9. What is User Agent String spoofing and how does it relate to Opera?

David: Open the Web has a couple of technologies to help us fix broken sites that are unwilling to fix their issues. The first is user agent spoofing, that allows us to ID or completely mask as another browser. Users can configure this themselves on a per site basis in the site preferences. This means if a site sends Opera broken code or a warning to upgrade the browser, we can tell that site we are Mozilla or IE and we will get the same content as those browsers. There are two levels to this. The first we call spoofing, where we include either IE or Mozilla in the user agent string, but also leave "Opera" in the string. This is the first option we try as we can still be identified if needed and will not disappear from the sites usage stats. This doesn't always work as newer browser sniffing scripts specifically detect "Opera" in the string. For these we use masking, which sends exactly the same string as either IE or Mozilla would send.

Sometimes this spoofing feels like a game of cat and mouse. For (a popular clothes chain in Europe) we spoofed the user agent string to allow us access after numerous attempts to contact them about the issue.

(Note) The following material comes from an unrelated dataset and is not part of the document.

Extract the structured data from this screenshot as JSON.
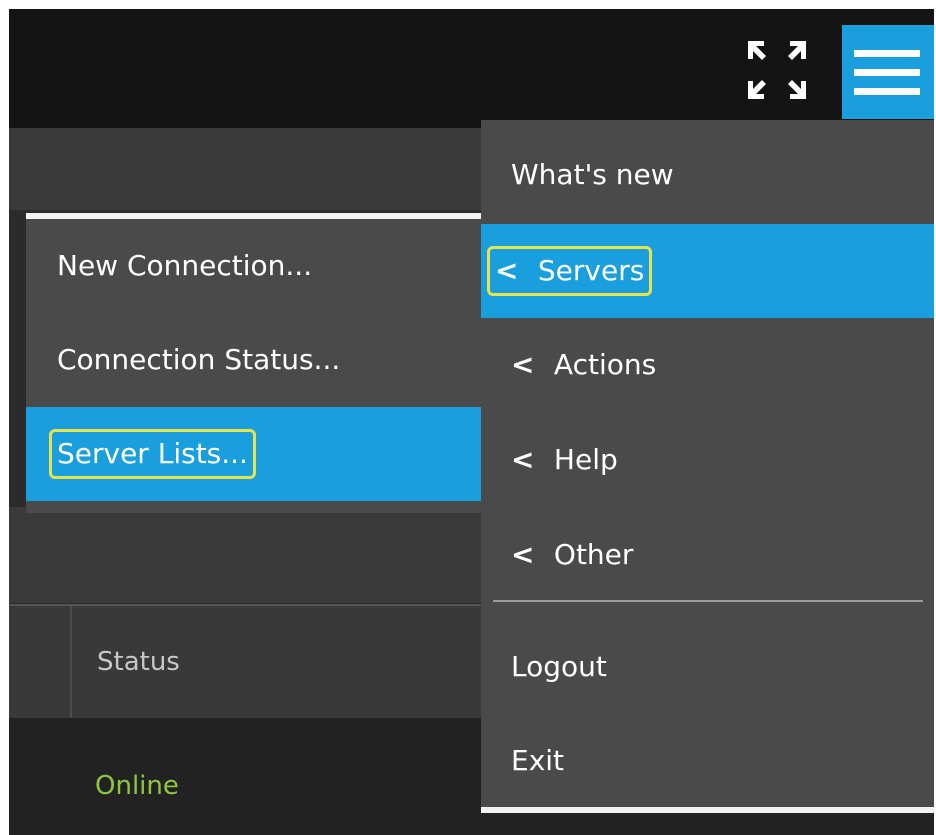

Sometime later they must have spent a while trying to figure out why all of a sudden their browser sniffing script didn't block us any more and they found out how to get around our spoofing. We then spent just a few seconds to change our spoofing to mask as IE. Now if they'd like to block us they'd have to block all IE users. It would have taken them less time to just remove the browser sniffing and work with us if any issues were found than it must have taken to work out how to try to block us again.

Browser.js is a JavaScript file that includes patches that step through pages and edits the code to include the fix we need. This is digitally signed and human readable so that anyone can check what fixes we include. Advanced users can create their own patches to their favorite sites using a similar technology called User.js. Patching and spoofing is always a last resort for Open the Web, but unfortunately it has to be done on occasions.

10. So, what's next for Opera?

David: Nintendo DS Browser is launched in Japan very soon. We are also on Nintendo's next generation console, the Nintendo Wii. Our partnership with Nintendo is something that excites us and will put is in the hands of many potential users. It also gives us a chance to innovate with the unique interfaces for both devices. Opera Mobile is the default browser in all new UIQ phones, and Sony Ericsson in particular have announced some very exciting phones on this platform including the 4 GB W950 Walkman phone. I think you'll see our browsers pop up in many more phones and devices in the coming year. Opera Mini has reached version 2, and the response has been very enthusiastic. We really think we have a hit on our hands with this and if you haven't tried the web on a mobile, or just used a WAP browser, I'd urge you to try it. All that is required is a phone that supports Java.

As for the desktop browser, we've got a lot of ideas on how we can use our strengths on other platforms to improve our product and add new must have features. We'll continue our support for web standards and listen to what web developers need for Opera to work on their sites. On my personal wish list is better developer tools to make their lives easier. I can't say too much about our future products, so you'll just have to wait and see what comes up.

Finally my goal for Open the Web is to improve compatibility still further and get all the major sites from the likes of Microsoft, Google, Yahoo!, AOL and others to work without issues. We also would like to make headway in promoting web standards to markets which currently only design and test for one browser.

Thank you for the interview!
David: You're very welcome. It was a pleasure